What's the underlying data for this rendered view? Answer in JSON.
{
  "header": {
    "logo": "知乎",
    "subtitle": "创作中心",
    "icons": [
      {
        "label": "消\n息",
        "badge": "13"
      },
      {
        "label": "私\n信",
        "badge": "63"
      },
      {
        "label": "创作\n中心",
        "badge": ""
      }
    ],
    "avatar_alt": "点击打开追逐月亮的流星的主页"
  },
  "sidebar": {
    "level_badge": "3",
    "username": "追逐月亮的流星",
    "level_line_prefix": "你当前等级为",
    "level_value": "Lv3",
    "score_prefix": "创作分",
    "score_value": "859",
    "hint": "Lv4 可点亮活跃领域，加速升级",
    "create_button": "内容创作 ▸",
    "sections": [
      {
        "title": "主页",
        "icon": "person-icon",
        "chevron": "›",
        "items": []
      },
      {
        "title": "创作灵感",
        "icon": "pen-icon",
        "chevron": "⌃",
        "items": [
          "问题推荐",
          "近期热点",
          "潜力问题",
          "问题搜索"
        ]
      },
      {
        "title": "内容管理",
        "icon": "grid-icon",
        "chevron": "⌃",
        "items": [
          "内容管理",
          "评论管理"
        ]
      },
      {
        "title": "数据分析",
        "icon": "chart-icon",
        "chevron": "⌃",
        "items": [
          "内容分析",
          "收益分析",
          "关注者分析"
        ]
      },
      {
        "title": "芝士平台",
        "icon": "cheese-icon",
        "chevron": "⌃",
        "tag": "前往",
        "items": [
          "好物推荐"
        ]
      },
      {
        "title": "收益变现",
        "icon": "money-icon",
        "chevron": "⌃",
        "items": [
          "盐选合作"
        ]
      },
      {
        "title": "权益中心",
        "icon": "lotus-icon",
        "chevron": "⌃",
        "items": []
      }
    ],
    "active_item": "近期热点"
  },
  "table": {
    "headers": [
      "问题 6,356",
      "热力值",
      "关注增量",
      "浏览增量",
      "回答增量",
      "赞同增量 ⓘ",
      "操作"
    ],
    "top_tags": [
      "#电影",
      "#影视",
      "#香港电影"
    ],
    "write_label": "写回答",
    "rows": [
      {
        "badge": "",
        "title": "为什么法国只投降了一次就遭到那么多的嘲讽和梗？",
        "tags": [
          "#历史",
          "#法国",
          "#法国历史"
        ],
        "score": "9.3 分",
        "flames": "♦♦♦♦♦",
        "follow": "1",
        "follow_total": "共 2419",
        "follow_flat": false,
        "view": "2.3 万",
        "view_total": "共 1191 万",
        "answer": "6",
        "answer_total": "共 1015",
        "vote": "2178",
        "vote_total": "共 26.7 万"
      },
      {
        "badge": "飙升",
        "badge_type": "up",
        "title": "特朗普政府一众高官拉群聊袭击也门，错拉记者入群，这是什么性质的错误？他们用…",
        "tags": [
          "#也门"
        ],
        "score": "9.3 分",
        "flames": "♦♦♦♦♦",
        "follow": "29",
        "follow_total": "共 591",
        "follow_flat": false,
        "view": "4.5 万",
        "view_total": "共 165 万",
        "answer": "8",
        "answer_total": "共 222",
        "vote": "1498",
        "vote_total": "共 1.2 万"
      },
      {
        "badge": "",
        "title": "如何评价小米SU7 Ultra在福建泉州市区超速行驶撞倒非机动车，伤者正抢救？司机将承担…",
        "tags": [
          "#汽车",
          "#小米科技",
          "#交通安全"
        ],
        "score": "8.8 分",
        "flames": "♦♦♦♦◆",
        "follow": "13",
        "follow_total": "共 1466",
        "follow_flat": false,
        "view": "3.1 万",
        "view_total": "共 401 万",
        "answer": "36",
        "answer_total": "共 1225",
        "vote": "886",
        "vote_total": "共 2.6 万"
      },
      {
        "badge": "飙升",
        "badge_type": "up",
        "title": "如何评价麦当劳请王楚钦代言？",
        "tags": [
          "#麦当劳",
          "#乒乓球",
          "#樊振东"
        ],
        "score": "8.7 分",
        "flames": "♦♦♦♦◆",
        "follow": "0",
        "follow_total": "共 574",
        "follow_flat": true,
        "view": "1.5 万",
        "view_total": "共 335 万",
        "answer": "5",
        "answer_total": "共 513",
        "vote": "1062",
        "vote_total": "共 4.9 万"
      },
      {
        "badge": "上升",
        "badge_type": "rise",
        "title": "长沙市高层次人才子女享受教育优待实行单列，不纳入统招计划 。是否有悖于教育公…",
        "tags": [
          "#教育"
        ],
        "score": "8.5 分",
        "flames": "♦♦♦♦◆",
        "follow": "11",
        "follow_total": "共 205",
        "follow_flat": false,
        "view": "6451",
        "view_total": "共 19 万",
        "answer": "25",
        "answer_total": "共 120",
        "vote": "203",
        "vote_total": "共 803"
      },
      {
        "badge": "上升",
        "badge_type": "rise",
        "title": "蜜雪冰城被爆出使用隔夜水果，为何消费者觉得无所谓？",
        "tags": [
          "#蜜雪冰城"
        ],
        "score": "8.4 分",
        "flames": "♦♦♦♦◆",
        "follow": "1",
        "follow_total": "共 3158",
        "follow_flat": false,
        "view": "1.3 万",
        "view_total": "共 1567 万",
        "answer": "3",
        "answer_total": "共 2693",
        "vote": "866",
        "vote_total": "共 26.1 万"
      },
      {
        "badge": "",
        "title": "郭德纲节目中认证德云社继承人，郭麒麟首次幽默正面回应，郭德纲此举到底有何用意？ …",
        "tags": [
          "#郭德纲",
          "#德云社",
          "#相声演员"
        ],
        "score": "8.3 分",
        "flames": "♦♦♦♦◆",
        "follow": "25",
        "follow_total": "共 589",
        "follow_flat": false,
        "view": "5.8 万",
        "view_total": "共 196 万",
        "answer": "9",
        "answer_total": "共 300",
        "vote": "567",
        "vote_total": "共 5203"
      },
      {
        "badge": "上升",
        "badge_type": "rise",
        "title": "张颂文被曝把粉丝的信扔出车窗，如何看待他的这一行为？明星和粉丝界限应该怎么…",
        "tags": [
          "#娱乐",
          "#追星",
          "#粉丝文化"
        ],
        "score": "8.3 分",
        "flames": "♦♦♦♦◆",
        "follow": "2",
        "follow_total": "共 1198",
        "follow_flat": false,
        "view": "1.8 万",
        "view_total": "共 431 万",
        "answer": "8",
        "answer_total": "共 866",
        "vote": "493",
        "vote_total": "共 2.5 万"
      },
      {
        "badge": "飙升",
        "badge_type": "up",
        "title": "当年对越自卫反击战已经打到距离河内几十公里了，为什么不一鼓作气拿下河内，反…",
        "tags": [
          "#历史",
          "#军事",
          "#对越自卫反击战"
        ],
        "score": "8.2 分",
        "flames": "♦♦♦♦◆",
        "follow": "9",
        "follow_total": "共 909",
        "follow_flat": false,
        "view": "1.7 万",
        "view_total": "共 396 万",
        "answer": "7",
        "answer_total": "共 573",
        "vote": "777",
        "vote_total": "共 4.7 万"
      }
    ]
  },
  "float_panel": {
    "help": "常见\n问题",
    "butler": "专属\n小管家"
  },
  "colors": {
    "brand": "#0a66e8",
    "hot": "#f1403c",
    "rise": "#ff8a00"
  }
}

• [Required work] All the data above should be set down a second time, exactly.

• [Output below]
What's the underlying data for this rendered view? Answer in JSON.
{
  "header": {
    "logo": "知乎",
    "subtitle": "创作中心",
    "icons": [
      {
        "label": "消\n息",
        "badge": "13"
      },
      {
        "label": "私\n信",
        "badge": "63"
      },
      {
        "label": "创作\n中心",
        "badge": ""
      }
    ],
    "avatar_alt": "点击打开追逐月亮的流星的主页"
  },
  "sidebar": {
    "level_badge": "3",
    "username": "追逐月亮的流星",
    "level_line_prefix": "你当前等级为",
    "level_value": "Lv3",
    "score_prefix": "创作分",
    "score_value": "859",
    "hint": "Lv4 可点亮活跃领域，加速升级",
    "create_button": "内容创作 ▸",
    "sections": [
      {
        "title": "主页",
        "icon": "person-icon",
        "chevron": "›",
        "items": []
      },
      {
        "title": "创作灵感",
        "icon": "pen-icon",
        "chevron": "⌃",
        "items": [
          "问题推荐",
          "近期热点",
          "潜力问题",
          "问题搜索"
        ]
      },
      {
        "title": "内容管理",
        "icon": "grid-icon",
        "chevron": "⌃",
        "items": [
          "内容管理",
          "评论管理"
        ]
      },
      {
        "title": "数据分析",
        "icon": "chart-icon",
        "chevron": "⌃",
        "items": [
          "内容分析",
          "收益分析",
          "关注者分析"
        ]
      },
      {
        "title": "芝士平台",
        "icon": "cheese-icon",
        "chevron": "⌃",
        "tag": "前往",
        "items": [
          "好物推荐"
        ]
      },
      {
        "title": "收益变现",
        "icon": "money-icon",
        "chevron": "⌃",
        "items": [
          "盐选合作"
        ]
      },
      {
        "title": "权益中心",
        "icon": "lotus-icon",
        "chevron": "⌃",
        "items": []
      }
    ],
    "active_item": "近期热点"
  },
  "table": {
    "headers": [
      "问题 6,356",
      "热力值",
      "关注增量",
      "浏览增量",
      "回答增量",
      "赞同增量 ⓘ",
      "操作"
    ],
    "top_tags": [
      "#电影",
      "#影视",
      "#香港电影"
    ],
    "write_label": "写回答",
    "rows": [
      {
        "badge": "",
        "title": "为什么法国只投降了一次就遭到那么多的嘲讽和梗？",
        "tags": [
          "#历史",
          "#法国",
          "#法国历史"
        ],
        "score": "9.3 分",
        "flames": "♦♦♦♦♦",
        "follow": "1",
        "follow_total": "共 2419",
        "follow_flat": false,
        "view": "2.3 万",
        "view_total": "共 1191 万",
        "answer": "6",
        "answer_total": "共 1015",
        "vote": "2178",
        "vote_total": "共 26.7 万"
      },
      {
        "badge": "飙升",
        "badge_type": "up",
        "title": "特朗普政府一众高官拉群聊袭击也门，错拉记者入群，这是什么性质的错误？他们用…",
        "tags": [
          "#也门"
        ],
        "score": "9.3 分",
        "flames": "♦♦♦♦♦",
        "follow": "29",
        "follow_total": "共 591",
        "follow_flat": false,
        "view": "4.5 万",
        "view_total": "共 165 万",
        "answer": "8",
        "answer_total": "共 222",
        "vote": "1498",
        "vote_total": "共 1.2 万"
      },
      {
        "badge": "",
        "title": "如何评价小米SU7 Ultra在福建泉州市区超速行驶撞倒非机动车，伤者正抢救？司机将承担…",
        "tags": [
          "#汽车",
          "#小米科技",
          "#交通安全"
        ],
        "score": "8.8 分",
        "flames": "♦♦♦♦◆",
        "follow": "13",
        "follow_total": "共 1466",
        "follow_flat": false,
        "view": "3.1 万",
        "view_total": "共 401 万",
        "answer": "36",
        "answer_total": "共 1225",
        "vote": "886",
        "vote_total": "共 2.6 万"
      },
      {
        "badge": "飙升",
        "badge_type": "up",
        "title": "如何评价麦当劳请王楚钦代言？",
        "tags": [
          "#麦当劳",
          "#乒乓球",
          "#樊振东"
        ],
        "score": "8.7 分",
        "flames": "♦♦♦♦◆",
        "follow": "0",
        "follow_total": "共 574",
        "follow_flat": true,
        "view": "1.5 万",
        "view_total": "共 335 万",
        "answer": "5",
        "answer_total": "共 513",
        "vote": "1062",
        "vote_total": "共 4.9 万"
      },
      {
        "badge": "上升",
        "badge_type": "rise",
        "title": "长沙市高层次人才子女享受教育优待实行单列，不纳入统招计划 。是否有悖于教育公…",
        "tags": [
          "#教育"
        ],
        "score": "8.5 分",
        "flames": "♦♦♦♦◆",
        "follow": "11",
        "follow_total": "共 205",
        "follow_flat": false,
        "view": "6451",
        "view_total": "共 19 万",
        "answer": "25",
        "answer_total": "共 120",
        "vote": "203",
        "vote_total": "共 803"
      },
      {
        "badge": "上升",
        "badge_type": "rise",
        "title": "蜜雪冰城被爆出使用隔夜水果，为何消费者觉得无所谓？",
        "tags": [
          "#蜜雪冰城"
        ],
        "score": "8.4 分",
        "flames": "♦♦♦♦◆",
        "follow": "1",
        "follow_total": "共 3158",
        "follow_flat": false,
        "view": "1.3 万",
        "view_total": "共 1567 万",
        "answer": "3",
        "answer_total": "共 2693",
        "vote": "866",
        "vote_total": "共 26.1 万"
      },
      {
        "badge": "",
        "title": "郭德纲节目中认证德云社继承人，郭麒麟首次幽默正面回应，郭德纲此举到底有何用意？ …",
        "tags": [
          "#郭德纲",
          "#德云社",
          "#相声演员"
        ],
        "score": "8.3 分",
        "flames": "♦♦♦♦◆",
        "follow": "25",
        "follow_total": "共 589",
        "follow_flat": false,
        "view": "5.8 万",
        "view_total": "共 196 万",
        "answer": "9",
        "answer_total": "共 300",
        "vote": "567",
        "vote_total": "共 5203"
      },
      {
        "badge": "上升",
        "badge_type": "rise",
        "title": "张颂文被曝把粉丝的信扔出车窗，如何看待他的这一行为？明星和粉丝界限应该怎么…",
        "tags": [
          "#娱乐",
          "#追星",
          "#粉丝文化"
        ],
        "score": "8.3 分",
        "flames": "♦♦♦♦◆",
        "follow": "2",
        "follow_total": "共 1198",
        "follow_flat": false,
        "view": "1.8 万",
        "view_total": "共 431 万",
        "answer": "8",
        "answer_total": "共 866",
        "vote": "493",
        "vote_total": "共 2.5 万"
      },
      {
        "badge": "飙升",
        "badge_type": "up",
        "title": "当年对越自卫反击战已经打到距离河内几十公里了，为什么不一鼓作气拿下河内，反…",
        "tags": [
          "#历史",
          "#军事",
          "#对越自卫反击战"
        ],
        "score": "8.2 分",
        "flames": "♦♦♦♦◆",
        "follow": "9",
        "follow_total": "共 909",
        "follow_flat": false,
        "view": "1.7 万",
        "view_total": "共 396 万",
        "answer": "7",
        "answer_total": "共 573",
        "vote": "777",
        "vote_total": "共 4.7 万"
      }
    ]
  },
  "float_panel": {
    "help": "常见\n问题",
    "butler": "专属\n小管家"
  },
  "colors": {
    "brand": "#0a66e8",
    "hot": "#f1403c",
    "rise": "#ff8a00"
  }
}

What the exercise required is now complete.